The early warm temperatures this spring can serve as a reminder to be prepared for higher summer temperatures that are sure to arrive. Last summer’s extreme heat tested humans, cows and calves. We often prepare for cooling cows with additional fans, misting, etc. But calves can feel the heat too. According to several studies, calves have a “thermal neutral zone” which is from about 60-75 degrees F in still air. The thermal neutral zone is the temperature range in which the calf does not need to expend extra energy to either keep warm or to stay cool. The range varies due to age, feed intake, body fat levels and hair coat thickness. The strain of maintaining normal body functions in very cool or hot weather decreases the calf’s growth rate and your bottom line. It’s important to keep calves comfortable outside of those temperatures. Also remember that heat and humidity can combine to cause even more stress than is reflected on the thermometer.
Below is a list of visible signs of heat stress in calves that are important warning signs to recognize:
- Reduced movement
- Faster breathing rates
- Open-mouthed panting
- Decreased feed intake
- Increased water consumption
What can you do to decrease heat stress? In hot summer months, move hutches into the shade or cover them with shade cloth. Supply unlimited amounts of cool, fresh water to avoid dehydration. A heat-stressed calf can drink up to six gallons of water daily. Fill and/or change the water in calf buckets at least three times per day. Calves may wait to eat until the cooler evening hours so make sure they have plenty of water for overnight. Prop a back edge of the calf hutch up six-eight inches to increase air flow. Don’t handle or vaccinate calves except in the cool early morning hours.

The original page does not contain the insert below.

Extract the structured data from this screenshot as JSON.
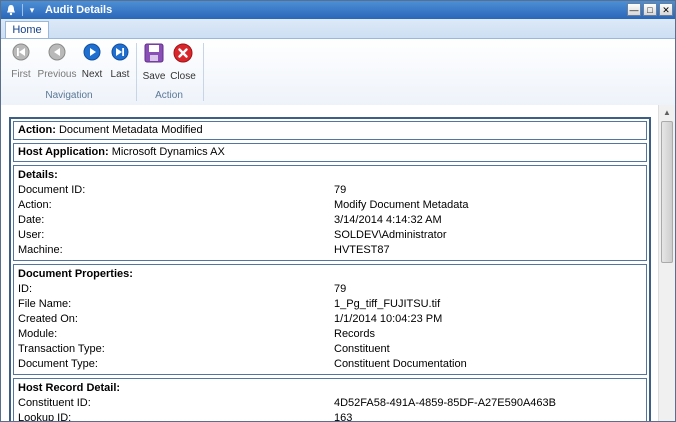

Addressing heat stress in calves makes good economic sense. Heat stressed calves may grow more slowly, reach maturity later and be delayed in entering the milking herd. Worse yet, you might even lose valuable heifer calves.
Lastly, what about heifers ready to calve for the first time? Research has shown that decreasing heat stress in dry cows results in increased calf size as well as improved colostrum quality. So pre-calving heifers should not be exposed to extreme heat either.
Minimizing heat stress on calves and heifers can definitely increase their growth rate and even improve their chances of entering the milking herd on schedule.